I was hiking with a friend recently in the wonderfully varied terrain of the Bear Swamp reservation west of Ashfield. There was a thin layer of fresh snow on the ground, which was perfect for preserving all manner of animal tracks. In a low area of forest we came upon the unmistakable signs that a pack of small dinosaurs had recently cavorted in the area.
At least that’s what sprang to mind as I looked at them. They were, of course, the tracks of a group of wild turkeys. But the tracks reminded me vividly of the very similar sets of tracks preserved in stone and displayed at Amherst College’s Beneski Museum of Natural History. (Take a look at the tracks used on the home page of the museum’s website and compare them to my photo.) When I look at wild turkeys—easy to do around here because they’re so plentiful—it’s very easy to see the theropod dinosaurs from which they descended. Those thick scaley legs and big three-toed feet, in particular, look, to me, very reptilian.
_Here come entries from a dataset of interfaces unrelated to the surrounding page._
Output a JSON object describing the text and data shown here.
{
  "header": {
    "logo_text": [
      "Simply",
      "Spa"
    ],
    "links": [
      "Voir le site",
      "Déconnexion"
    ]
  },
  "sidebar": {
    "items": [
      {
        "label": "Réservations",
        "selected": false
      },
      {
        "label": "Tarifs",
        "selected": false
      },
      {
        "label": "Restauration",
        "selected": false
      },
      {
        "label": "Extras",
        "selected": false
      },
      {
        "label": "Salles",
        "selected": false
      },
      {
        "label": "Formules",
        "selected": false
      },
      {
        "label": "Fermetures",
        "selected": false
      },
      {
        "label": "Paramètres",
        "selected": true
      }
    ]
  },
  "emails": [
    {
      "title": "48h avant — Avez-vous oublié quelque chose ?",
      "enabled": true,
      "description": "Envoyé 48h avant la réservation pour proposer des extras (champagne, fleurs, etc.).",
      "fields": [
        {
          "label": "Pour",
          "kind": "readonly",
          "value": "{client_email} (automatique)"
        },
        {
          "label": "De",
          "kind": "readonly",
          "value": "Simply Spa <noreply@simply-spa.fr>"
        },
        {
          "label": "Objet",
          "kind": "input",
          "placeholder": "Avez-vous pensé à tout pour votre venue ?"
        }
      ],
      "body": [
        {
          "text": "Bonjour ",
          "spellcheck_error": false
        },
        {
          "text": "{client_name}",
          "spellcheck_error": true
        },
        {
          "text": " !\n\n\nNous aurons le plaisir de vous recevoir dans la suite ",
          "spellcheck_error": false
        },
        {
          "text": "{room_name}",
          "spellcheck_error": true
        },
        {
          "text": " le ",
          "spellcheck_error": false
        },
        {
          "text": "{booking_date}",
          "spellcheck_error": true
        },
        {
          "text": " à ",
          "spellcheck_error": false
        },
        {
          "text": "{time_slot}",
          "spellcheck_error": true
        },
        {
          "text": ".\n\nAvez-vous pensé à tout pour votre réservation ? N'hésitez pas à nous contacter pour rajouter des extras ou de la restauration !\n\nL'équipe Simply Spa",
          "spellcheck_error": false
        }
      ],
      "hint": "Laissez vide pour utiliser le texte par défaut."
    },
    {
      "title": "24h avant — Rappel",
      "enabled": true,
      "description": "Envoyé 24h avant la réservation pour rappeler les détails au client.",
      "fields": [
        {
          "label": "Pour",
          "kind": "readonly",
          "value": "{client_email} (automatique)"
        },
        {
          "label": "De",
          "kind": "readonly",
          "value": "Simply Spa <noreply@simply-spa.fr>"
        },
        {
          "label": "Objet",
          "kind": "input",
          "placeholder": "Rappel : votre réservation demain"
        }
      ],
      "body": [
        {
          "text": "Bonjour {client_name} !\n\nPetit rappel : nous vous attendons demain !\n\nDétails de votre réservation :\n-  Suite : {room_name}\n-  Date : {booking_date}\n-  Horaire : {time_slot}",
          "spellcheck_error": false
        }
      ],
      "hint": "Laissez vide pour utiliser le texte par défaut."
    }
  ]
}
The tracks I saw had a curious feature: a straight line that seemed to alternate from side to side along the tracks of the feet. I figured it was left by a tail feather—or feathers. When I checked it out, back home, I discovered that the marks actually result from the tendency of turkeys to drag their big middle toe as they walk. So they’re toenail tracks.
Wild turkeys belong to the same family as grouse, pheasants, peacocks, and chickens. These birds are all gallinaceous, meaning they are primarily ground-dwelling and ground-feeding. Wild turkeys are social, preferring the company of small flocks to the single life. Though they spend most of the day on the ground, they spend their nights roosting safely in trees.
One of our heaviest wild birds, turkeys would rather walk than fly, though they are agile and adept fliers when they need to be. They are primarily vegetarian (and probably wish humans were too), feeding on nuts, berries, and seeds, though they’ll also eat insects, small snakes, or whatever else they can catch.
The roughly 250 million domestic turkeys raised each year in the U.S. are descendants of wild turkeys domesticated by the native cultures of what is now Mexico and the southwest U.S. The Spanish, exploring and ravaging those areas in the 15th and 16th centuries, brought turkeys back to Europe where they were further domesticated. Like chickens, domesticated turkeys have lost most of the savvy and survival instincts of their wild cousins. For instance, when wild turkey chicks hear their mother’s alarm call, they immediately become rigid and motionless. Domestic turkey chicks, hearing the same call, continue to walk around–a behavior that would make them easy prey in the woods.
One last thing about the turkey/dinosaur connection: it holds the answer to the hoary old riddle “Which came first, the chicken or the egg?” All reptiles, prehistoric or modern, lay eggs. The eggs are sometimes leathery instead of hard like a chicken’s egg, but they have yolks and whites and are perfectly eggy in all other respects. The members of the Psudosuchia order—the ancestors of all birds, chickens and turkeys included—also laid eggs. Eggs therefore, were around for millions of years before chickens came along.
Almanac is a regular Indy column of observations, musings, and occasional harangues related to the woods, waters, mountains, and skies of the Pioneer Valley.
Stephen Braun has a background in natural resources conservation, which mostly means he is continually baffled by what he sees on explorations of local natural areas. Please feel free to comment on posts and add your own experiences or observations. You can also email at: firstname.lastname@example.org.